There is a reason that I have been kinda off the map for the last week, I haven't really had it in me to be funny or cheerful. You see, a week ago this past Wednesday I found out that my grandmother had taken I'll. She come down with Pneumonia, and had to be hospitalized. For the average person this is a setback. To grandma, a spry woman of 97 years, it is potentially fatal. I knew this was the case, I was not going to deny that. The first day or two were bad, not horrible, but bad. The third day was just plain awful. I talked to my mom who was with her out of town, and she was extremely cryptic (wonder where I get it from) about what she said. She was careful to ask, "where are you right now?" My answer of, "what does it matter? How's grandma?" Was what she had been fishing for. She asked if I was in the car, I told her I was and the conversation shut down. When I got home, almost the first thing out of my mouth was that I thought grandma was not well. "Ma won't say anything about how she is, so it can't be good."

The following day, Saturday, and the rest of the weekend were pretty good. In true fashion for grandma she took a positive turn. You see, I would swear the woman is bulletproof! Through various bouts with illness including pneumonia, cancer, and Lord only knows what else, she had always pulled through. In some ways, some times, it seemed like she was better each time. So I was pretty convinced that she would likely pull through again. But this time would be different.

Early that week, she took another turn for the worse. The doctors did what they could, and then she went to Hospice. Quick Sidebar: I cannot begin to say enough good things about Hospice. I thoroughly encourage you to support your local, and national, Hospice organizations. The Doctors and Nurses who work with hospice are angels! Through my fathers ordeal with cancer, now my grandmother, other family members, friends... I just can't say enough good. She would go into hospice late Tuesday afternoon, and would pass on Wednesday afternoon. I couldn't be there, as she is out of state and there was not time and resources to do so, but from what I am told it was the most peaceful way one could ever want to go. One of my cousins said it best, "once more she's shown us all how it's done. She went out on her own terms. We're so lucky to have called her our grandmother."

She was truly amazing in every way. My father left my mother in my early childhood. My grandmother and grandfather were here every summer raising me. Not that they had to. They could've said no, my mom could have found a babysitter, and that would have been fine. That was just the kind of people they were, the kind of person she was. She gave, and gave, and gave, and all she asked in return was that I "be a good boy." Sometimes I was and, admittedly, sometimes I was not. When I realized the err of my ways, she was always there, waiting, willing to let me find the right way on my own, and encouraging me once I had. She taught me self sufficiency and, my favorite of all, how to cook. She sat the grandkids on her lap, or gathered them around sharing stories of times before there were cars, when they had iceboxes that were iceboxes, when they got their first TV, the ever so many cool things that a 97 year old would see in their lifetime.
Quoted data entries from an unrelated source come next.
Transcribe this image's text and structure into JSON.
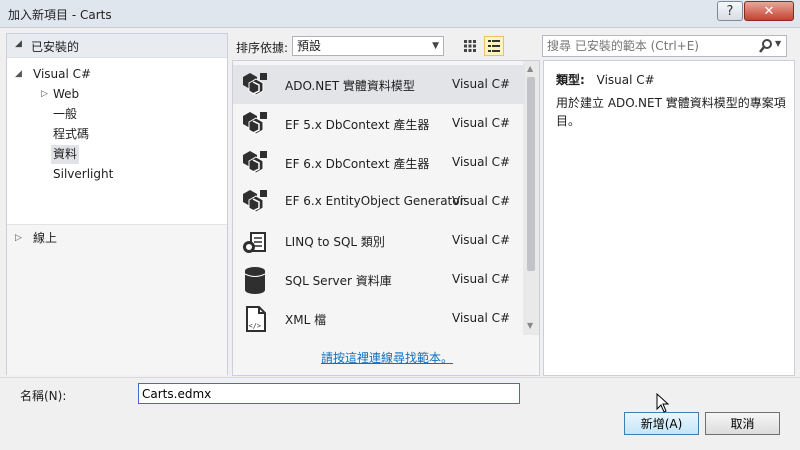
{
  "window": {
    "title": "加入新項目 - Carts",
    "help_label": "?",
    "close_label": "✕"
  },
  "left_pane": {
    "installed_label": "已安裝的",
    "tree": [
      {
        "label": "Visual C#"
      },
      {
        "label": "Web"
      },
      {
        "label": "一般"
      },
      {
        "label": "程式碼"
      },
      {
        "label": "資料",
        "selected": true
      },
      {
        "label": "Silverlight"
      }
    ],
    "online_label": "線上"
  },
  "toolbar": {
    "sort_label": "排序依據:",
    "sort_value": "預設",
    "views": [
      {
        "icon": "small-icons-view-icon",
        "active": false
      },
      {
        "icon": "list-view-icon",
        "active": true
      }
    ]
  },
  "search": {
    "placeholder": "搜尋 已安裝的範本 (Ctrl+E)",
    "icon": "search-icon"
  },
  "templates": [
    {
      "name": "ADO.NET 實體資料模型",
      "lang": "Visual C#",
      "icon": "entity-model-icon",
      "selected": true
    },
    {
      "name": "EF 5.x DbContext 產生器",
      "lang": "Visual C#",
      "icon": "entity-model-icon"
    },
    {
      "name": "EF 6.x DbContext 產生器",
      "lang": "Visual C#",
      "icon": "entity-model-icon"
    },
    {
      "name": "EF 6.x EntityObject Generator",
      "lang": "Visual C#",
      "icon": "entity-model-icon"
    },
    {
      "name": "LINQ to SQL 類別",
      "lang": "Visual C#",
      "icon": "linq-to-sql-icon"
    },
    {
      "name": "SQL Server 資料庫",
      "lang": "Visual C#",
      "icon": "database-icon"
    },
    {
      "name": "XML 檔",
      "lang": "Visual C#",
      "icon": "xml-file-icon"
    }
  ],
  "online_link": "請按這裡連線尋找範本。",
  "details": {
    "type_label": "類型:",
    "type_value": "Visual C#",
    "description": "用於建立 ADO.NET 實體資料模型的專案項目。"
  },
  "bottom": {
    "name_label": "名稱(N):",
    "name_value": "Carts.edmx",
    "add_label": "新增(A)",
    "cancel_label": "取消"
  }
}
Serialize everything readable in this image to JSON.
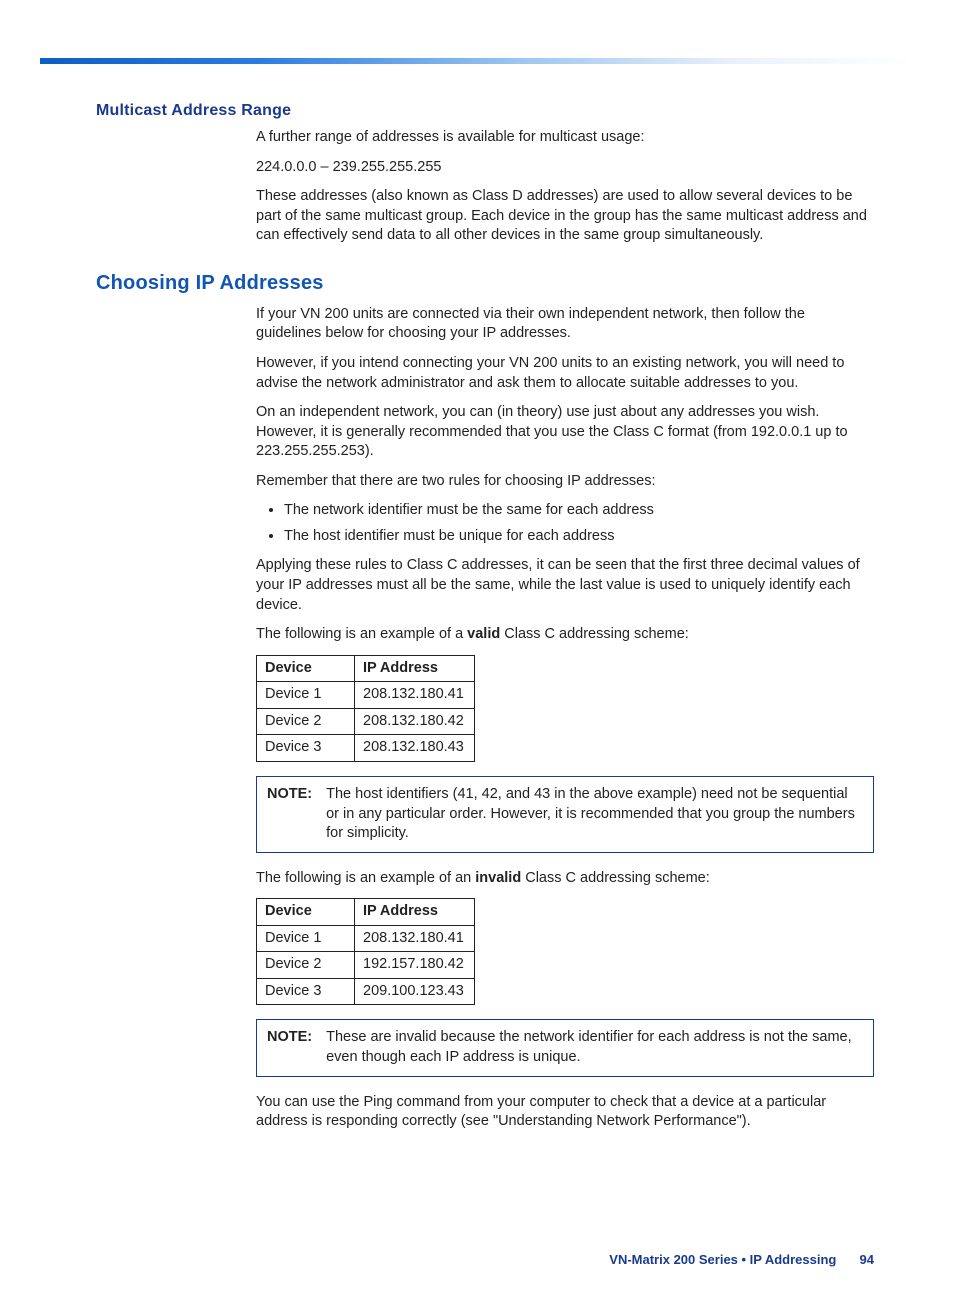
{
  "topbar": {},
  "section_multicast": {
    "heading": "Multicast Address Range",
    "p1": "A further range of addresses is available for multicast usage:",
    "range": "224.0.0.0 – 239.255.255.255",
    "p2": "These addresses (also known as Class D addresses) are used to allow several devices to be part of the same multicast group. Each device in the group has the same multicast address and can effectively send data to all other devices in the same group simultaneously."
  },
  "section_choosing": {
    "heading": "Choosing IP Addresses",
    "p1": "If your VN 200 units are connected via their own independent network, then follow the guidelines below for choosing your IP addresses.",
    "p2": "However, if you intend connecting your VN 200 units to an existing network, you will need to advise the network administrator and ask them to allocate suitable addresses to you.",
    "p3": "On an independent network, you can (in theory) use just about any addresses you wish. However, it is generally recommended that you use the Class C format (from 192.0.0.1 up to 223.255.255.253).",
    "p4": "Remember that there are two rules for choosing IP addresses:",
    "bullets": [
      "The network identifier must be the same for each address",
      "The host identifier must be unique for each address"
    ],
    "p5": "Applying these rules to Class C addresses, it can be seen that the first three decimal values of your IP addresses must all be the same, while the last value is used to uniquely identify each device.",
    "valid_intro_pre": "The following is an example of a ",
    "valid_intro_bold": "valid",
    "valid_intro_post": " Class C addressing scheme:",
    "invalid_intro_pre": "The following is an example of an ",
    "invalid_intro_bold": "invalid",
    "invalid_intro_post": " Class C addressing scheme:",
    "p_end": "You can use the Ping command from your computer to check that a device at a particular address is responding correctly (see \"Understanding Network Performance\")."
  },
  "table": {
    "col_device": "Device",
    "col_ip": "IP Address"
  },
  "table_valid": {
    "rows": [
      {
        "device": "Device 1",
        "ip": "208.132.180.41"
      },
      {
        "device": "Device 2",
        "ip": "208.132.180.42"
      },
      {
        "device": "Device 3",
        "ip": "208.132.180.43"
      }
    ]
  },
  "table_invalid": {
    "rows": [
      {
        "device": "Device 1",
        "ip": "208.132.180.41"
      },
      {
        "device": "Device 2",
        "ip": "192.157.180.42"
      },
      {
        "device": "Device 3",
        "ip": "209.100.123.43"
      }
    ]
  },
  "note1": {
    "label": "NOTE:",
    "text": "The host identifiers (41, 42, and 43 in the above example) need not be sequential or in any particular order. However, it is recommended that you group the numbers for simplicity."
  },
  "note2": {
    "label": "NOTE:",
    "text": "These are invalid because the network identifier for each address is not the same, even though each IP address is unique."
  },
  "footer": {
    "text": "VN-Matrix 200 Series  •  IP Addressing",
    "page": "94"
  }
}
Now, she has gone home. She has gone to be with the Father, her husband, her dad, mom, some of her sisters who have gone, and all of those that have gone before her. The world has, in my humble opinion, lost a saint of sorts. The Heavens, they've gained and angel. I wanted to write this, mainly, in hopes that someday my kids will see it. That they'll remember the good times with grandma. That they'll ask for elaborations of these stories, and that her memory will never die.

She was loved, and will be greatly, and deeply missed.

4 comments:

Bluenoser said...

Sorry to hear about your Grandma. Hope you're doing OK.

-B

Crystal F Labbato said...

She sounds like an awesome lady. Hands down, grandma ALWAYS wins! I am so glad to hear that her experience at hospice was one filled with dignity and peace (they are absolutly my heroes too!).

Sending all love & all peace to you and your family.

sprider said...

Grandmothers are the glue for families. My condolences, Don.

Ron said...

Sorry to hear the news.